How the intestines affect the whole body?
Trillions of bacteria live in the intestines, which interact with all the organs of the body. In recent years, scientists have realized what effect the intestines have on our well-being. It turns out that the digestive system is responsible for the health of many organs — from the skin to the kidneys. And it looks like it's all about bacteria.
1. The intestines can ruin the skin
Rash, dryness, peeling affect the skin and spoil the appearance. But at the same time, they indicate problems with the digestive system. Like many other organs, the skin can respond to intestinal problems, and a rash — the most common reaction.
The fact is that eczema, redness and a rash — it is an immune response to what is in our gut. Most often, certain foods trigger such an allergic response. It is enough to exclude them from the diet so that the rash goes away.
But on acne, contrary to popular belief, the diet has almost no effect.
2. Intestine affects brain function
The brain seems to be independent of the intestines. But actually, these bodies interact.
- Intestinal cells produce the hormone serotonin, which affects many processes, and is best known as mood hormone.
- The intestinal microflora is involved in the production of cytokines — these are proteins of the immune system that affect, among other things, the brain.
- Microbes in the intestines produce substances that affect the blood-brain barrier. Roughly speaking, this is a filter between the brain and the circulatory system that protects the brain from all the harmful things in the blood.
Research is underway on how gut microbes affect the nervous system. This is a complex process that has not yet been fully studied, but it is already clearly clear: for the head to be clear, you need a healthy intestine. While scientists are looking for how to use this connection with health benefits, we can think about ourselves and still start eating fresh vegetable salads every day so that the intestines work better.
3. The intestines affect immunity
A huge amount of proteins and pathogens alien to us enters the intestines every day with food. — substances that can cause disease. Therefore, the intestine has adapted to neutralize these very substances as quickly as possible. This microflora lives in it.
A poorly functioning intestine can lead to asthma, migraines, allergies, and even autoimmune diseases (these are diseases in which cells of the immune system attack their own body).
4. Intestine affects the kidneys
The kidneys and large intestine help regulate the water-salt balance in the body. The kidneys also cleanse the body of water-soluble toxins that could enter the bloodstream from the intestines or as a result of the vital activity of bacteria in our gastrointestinal tract.
Therefore, if the intestinal mucosa is damaged, it can harm the kidneys. This happens, for example, after taking certain antibiotics, due to diseases like irritable bowel syndrome. When the mucous membrane does not work well, the amount of harmful substances that enter the bloodstream from the intestines grows, which means that the immune response is enhanced. All this leads to a systemic inflammatory process that affects the kidneys, including the development of chronic renal failure.
5. Intestine affects liver health
Like the kidneys, the liver is responsible for cleansing the body.
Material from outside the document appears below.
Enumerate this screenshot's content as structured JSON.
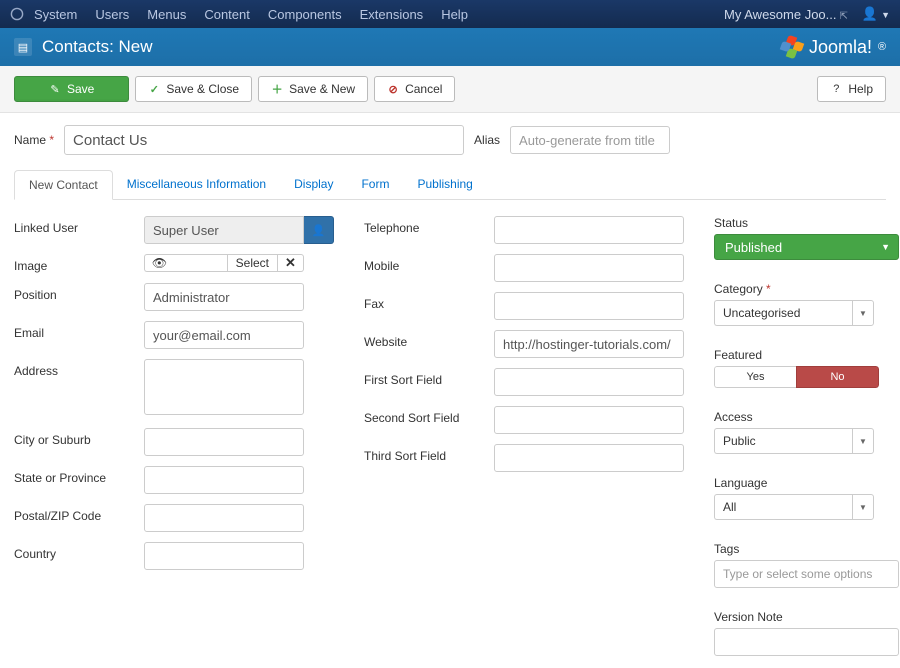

Everything that enters the bloodstream from the intestines will end up in the liver.
All substances, including hormones, toxins, medications and decay products, pass through the liver to enter the intestines along with bile, from where it is easier to remove. Changes in the normal functioning of the intestine and in the integrity of the intestinal membrane can lead to chronic liver diseases and even a change in its structure, for example, fibrosis, in which normal organ tissue is replaced by inactive connective tissue.
6. Our weight depends on the intestines
It is clear that weight depends on what we eat. But also from bacteria in the intestines, perhaps, too. So that we can gain weight, we need more nutrients. The intestines share food for these substances. Depending on which bacteria there are more in it, it can process more or less food eaten. Therefore, you need to feed not only yourself but also bacteria.
How to help your intestines
The beneficial bacteria discussed above, — these are probiotics. They live in our intestines by themselves in sufficient quantities. But for them to work well, they need «feed». A breeding ground for these bacteria — prebiotics, products with plant fibers, thanks to which the microbiome remains healthy.
To get both that and another, it is not necessary to attack pharmacy preparations. You need to adjust your diet according to very simple principles:
- Eat more fresh vegetables.
- Snack with natural yogurt and kefir.
- Love fermented snacks: sauerkraut or kimchi.
- And all this — instead of sugar and refined carbohydrates, such as, for example, in wheat bread.